Marijuana legalization, recreational and medicinal, will be back on nine state ballots this November, and hot on the tails of one of the most absurd elections in living memory, it seems as though a whole lot more people will soon be able to legally self-medicate the symptoms of life in America.
But even as states continue to confront the federal government’s strictly illegal, Schedule 1 stance on cannabis, the Drug Enforcement Administration (DEA) maintains that its Cannabis Eradication and Suppression Program is worth its over $14 million budget. The program, which has been effect since the 1979, provides local and state law enforcement with extra funds intended for hometown, on-the-ground search and destroy missions targeting outdoor grow sites.
Departments’ approaches to weeding have been raising eyebrows, though. From the supposed zombie bunnies in Utah to the Great Georgian Okra Raid to this month’s Amherst, MA confiscation of an 81-year-old lady’s solitary plant, the appropriateness of the program is just one of multiple open questions still surrounding the nation’s favorite smoked herb.
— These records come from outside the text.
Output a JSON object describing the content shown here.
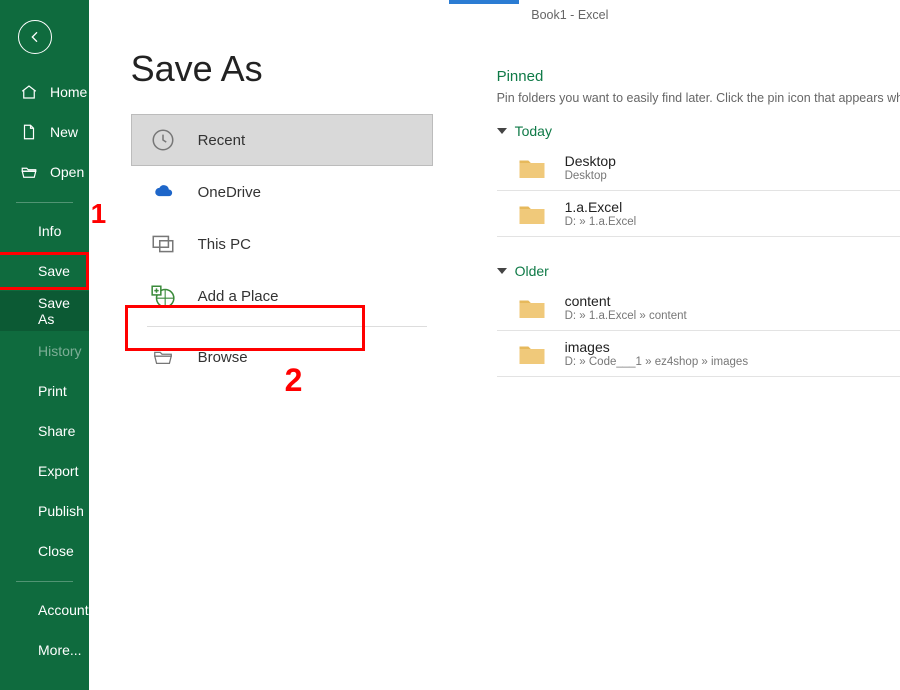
{
  "titlebar": {
    "text": "Book1  -  Excel"
  },
  "page": {
    "title": "Save As"
  },
  "sidebar": {
    "nav1": [
      {
        "label": "Home",
        "icon": "home"
      },
      {
        "label": "New",
        "icon": "new"
      },
      {
        "label": "Open",
        "icon": "open"
      }
    ],
    "nav2": [
      {
        "label": "Info",
        "selected": false,
        "dim": false
      },
      {
        "label": "Save",
        "selected": false,
        "dim": false
      },
      {
        "label": "Save As",
        "selected": true,
        "dim": false
      },
      {
        "label": "History",
        "selected": false,
        "dim": true
      },
      {
        "label": "Print",
        "selected": false,
        "dim": false
      },
      {
        "label": "Share",
        "selected": false,
        "dim": false
      },
      {
        "label": "Export",
        "selected": false,
        "dim": false
      },
      {
        "label": "Publish",
        "selected": false,
        "dim": false
      },
      {
        "label": "Close",
        "selected": false,
        "dim": false
      }
    ],
    "nav3": [
      {
        "label": "Account"
      },
      {
        "label": "More..."
      }
    ]
  },
  "locations": [
    {
      "label": "Recent",
      "icon": "clock",
      "selected": true
    },
    {
      "label": "OneDrive",
      "icon": "cloud",
      "selected": false
    },
    {
      "label": "This PC",
      "icon": "pc",
      "selected": false
    },
    {
      "label": "Add a Place",
      "icon": "addplace",
      "selected": false
    },
    {
      "label": "Browse",
      "icon": "browse",
      "selected": false
    }
  ],
  "pinned": {
    "heading": "Pinned",
    "desc": "Pin folders you want to easily find later. Click the pin icon that appears when you hover over a folder."
  },
  "groups": [
    {
      "heading": "Today",
      "folders": [
        {
          "name": "Desktop",
          "path": "Desktop"
        },
        {
          "name": "1.a.Excel",
          "path": "D: » 1.a.Excel"
        }
      ]
    },
    {
      "heading": "Older",
      "folders": [
        {
          "name": "content",
          "path": "D: » 1.a.Excel » content"
        },
        {
          "name": "images",
          "path": "D: » Code___1 » ez4shop » images"
        }
      ]
    }
  ],
  "annotations": {
    "n1": "1",
    "n2": "2"
  }
}
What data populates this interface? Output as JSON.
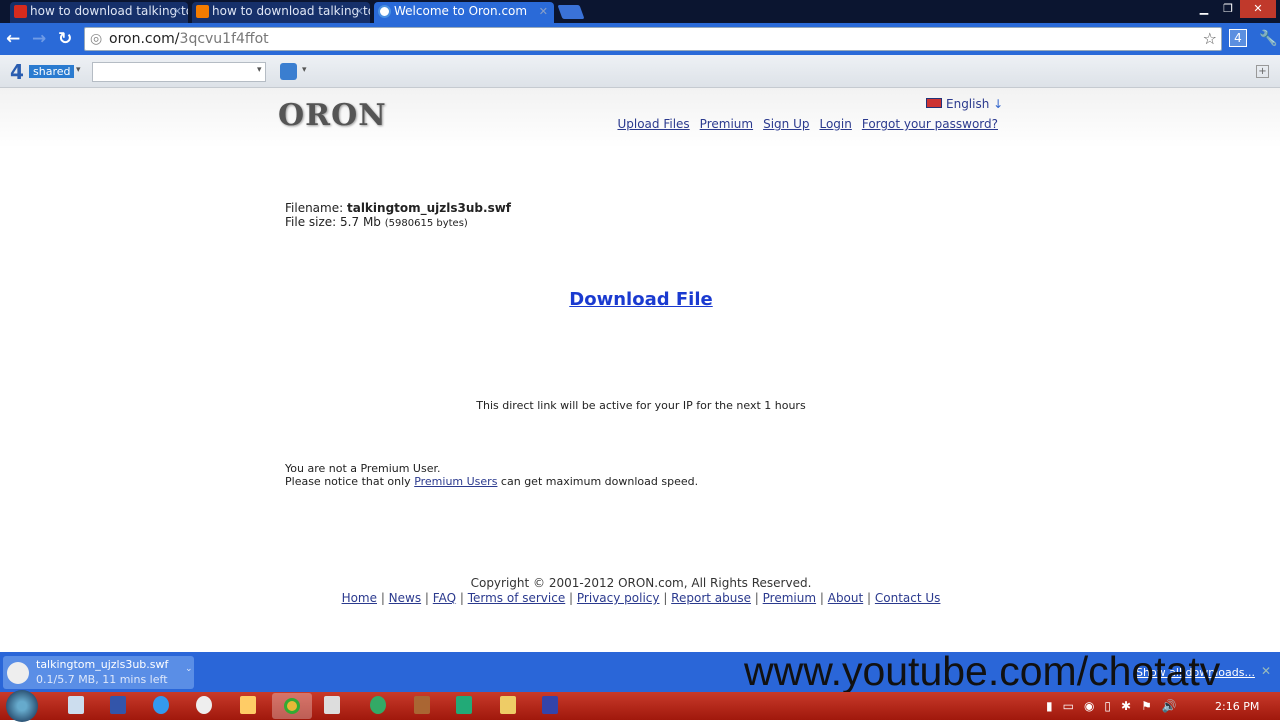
{
  "browser": {
    "tabs": [
      {
        "title": "how to download talking to",
        "icon_color": "#d62b1e"
      },
      {
        "title": "how to download talking to",
        "icon_color": "#f57c00"
      },
      {
        "title": "Welcome to Oron.com",
        "icon_color": "#4a90e2"
      }
    ],
    "url_host": "oron.com/",
    "url_path": "3qcvu1f4ffot",
    "bookmarks": {
      "fourshared_num": "4",
      "fourshared_label": "shared",
      "search_value": ""
    }
  },
  "site": {
    "logo": "ORON",
    "language": "English",
    "nav": [
      "Upload Files",
      "Premium",
      "Sign Up",
      "Login",
      "Forgot your password?"
    ],
    "filename_label": "Filename:",
    "filename": "talkingtom_ujzls3ub.swf",
    "filesize_label": "File size:",
    "filesize": "5.7 Mb",
    "filesize_bytes": "(5980615 bytes)",
    "download_link": "Download File",
    "direct_link_note": "This direct link will be active for your IP for the next 1 hours",
    "premium_note1": "You are not a Premium User.",
    "premium_note2_pre": "Please notice that only ",
    "premium_note2_link": "Premium Users",
    "premium_note2_post": " can get maximum download speed.",
    "copyright": "Copyright © 2001-2012 ORON.com, All Rights Reserved.",
    "footer_links": [
      "Home",
      "News",
      "FAQ",
      "Terms of service",
      "Privacy policy",
      "Report abuse",
      "Premium",
      "About",
      "Contact Us"
    ]
  },
  "download_shelf": {
    "filename": "talkingtom_ujzls3ub.swf",
    "progress": "0.1/5.7 MB, 11 mins left",
    "progress_fraction": 0.0175,
    "show_all": "Show all downloads..."
  },
  "watermark": "www.youtube.com/chotatv",
  "taskbar": {
    "time": "2:16 PM"
  }
}
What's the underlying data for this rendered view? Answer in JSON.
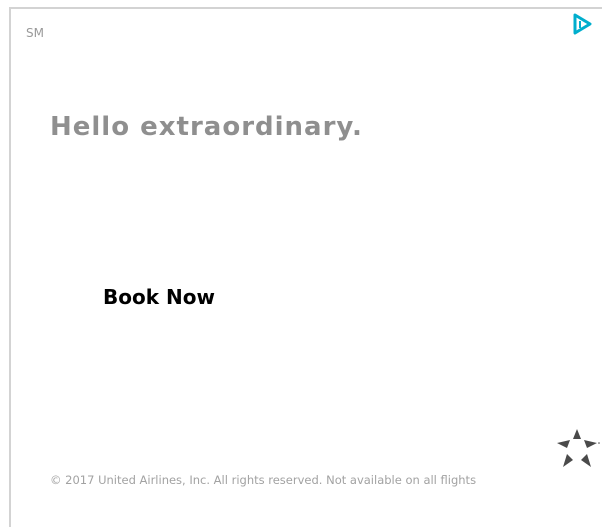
{
  "ad": {
    "badge": "SM",
    "headline": "Hello extraordinary.",
    "cta_label": "Book Now",
    "legal": "© 2017 United Airlines, Inc. All rights reserved. Not available on all flights",
    "adchoices_icon": "adchoices-icon",
    "logo_icon": "star-alliance-logo",
    "colors": {
      "headline": "#8f8f8f",
      "cta": "#000000",
      "legal": "#a2a2a2",
      "adchoices": "#00aecd",
      "border": "#d3d3d3",
      "logo": "#4a4a4a"
    }
  }
}
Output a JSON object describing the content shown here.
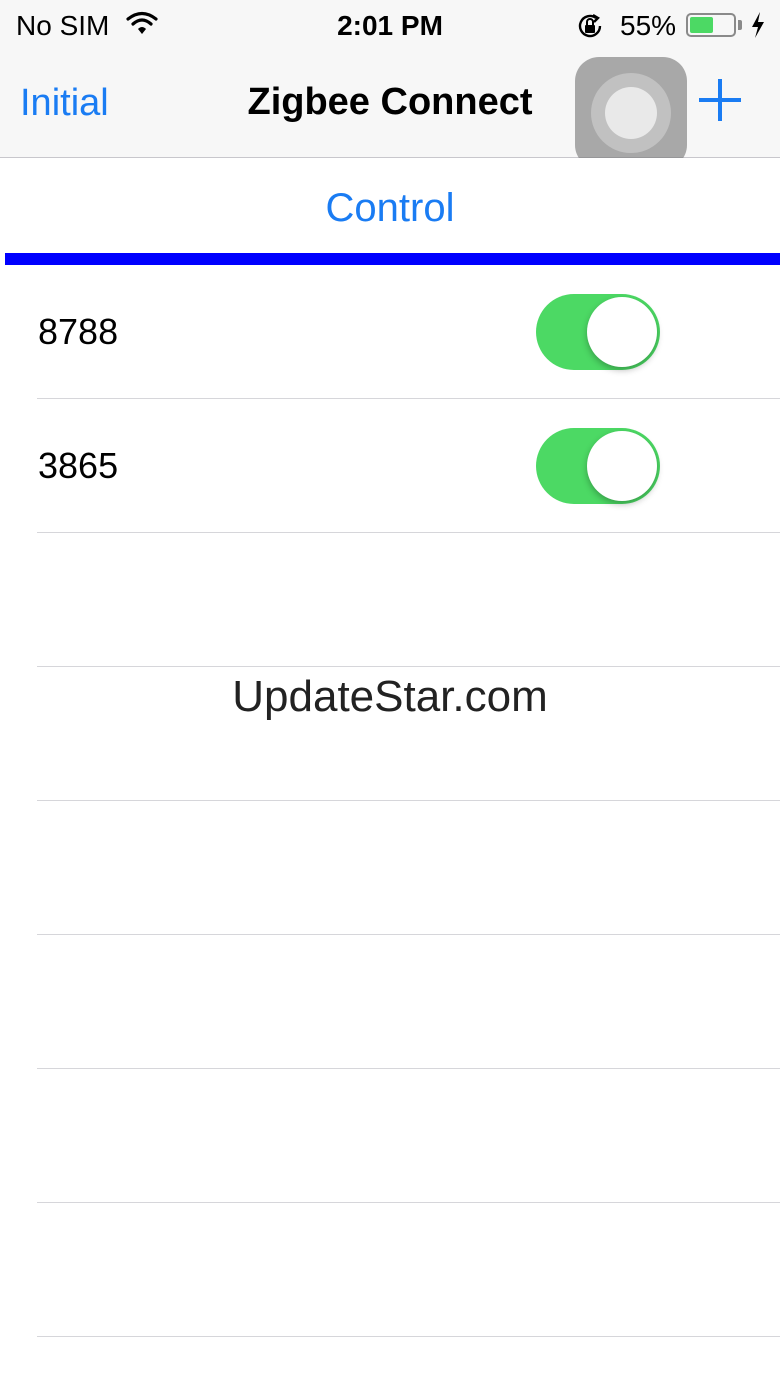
{
  "status_bar": {
    "carrier": "No SIM",
    "time": "2:01 PM",
    "battery_percent": "55%",
    "battery_level": 0.55,
    "icons": [
      "wifi-icon",
      "rotation-lock-icon",
      "battery-icon",
      "charging-bolt-icon"
    ]
  },
  "nav": {
    "back_label": "Initial",
    "title": "Zigbee Connect",
    "add_icon": "plus-icon",
    "assistive_touch_icon": "assistive-touch-icon"
  },
  "segment": {
    "tabs": [
      {
        "label": "Control",
        "selected": true
      }
    ],
    "indicator_color": "#0000ff"
  },
  "devices": [
    {
      "name": "8788",
      "on": true
    },
    {
      "name": "3865",
      "on": true
    }
  ],
  "watermark": "UpdateStar.com",
  "colors": {
    "accent": "#1a7cf3",
    "toggle_on": "#4cd964",
    "battery_fill": "#4cd964"
  }
}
Last year, a group of lawmakers attempted an answer by introducing an ultimately unsuccessful bill aimed at cutting the program’s funding. Leading the bill was Representative Ted Lieu, a Democrat from California, whose state is poised to legalize recreational use of marijuana and still receives millions of dollars a year in Cannabis Eradication funding.
According to numbers released by the DEA, Alaska and Colorado, where recreational marijuana use has been legal since 2015 and 2012, respectively, haven’t received any funding under the program this year. But two other states where legalization recently passed, continue to receive funds, $760,000 to Washington and $200,000 in Oregon this year.
While $14 million is only a fraction of the DEA’s total $2 billion budget, the practice of marijuana confiscation treads on some very important constitutional rights. With seizures allowed without a warrant, there are clear violations of Fourth Amendment rights. And, in turn, these seizures can contribute to the civil liberties threats posed by civil asset forfeiture, which allows officers to confiscate goods that may be used in connection with a drug crime - and then keep the valuables for themselves.
With such sticky incentives and shifting attitudes, the DEA’s Cannabis Eradication Program will like see its own end before its stated mission is completed.
Curious about how much your state got to weed out weed this year? Click on the map below to find out.
Image via Indiana.gov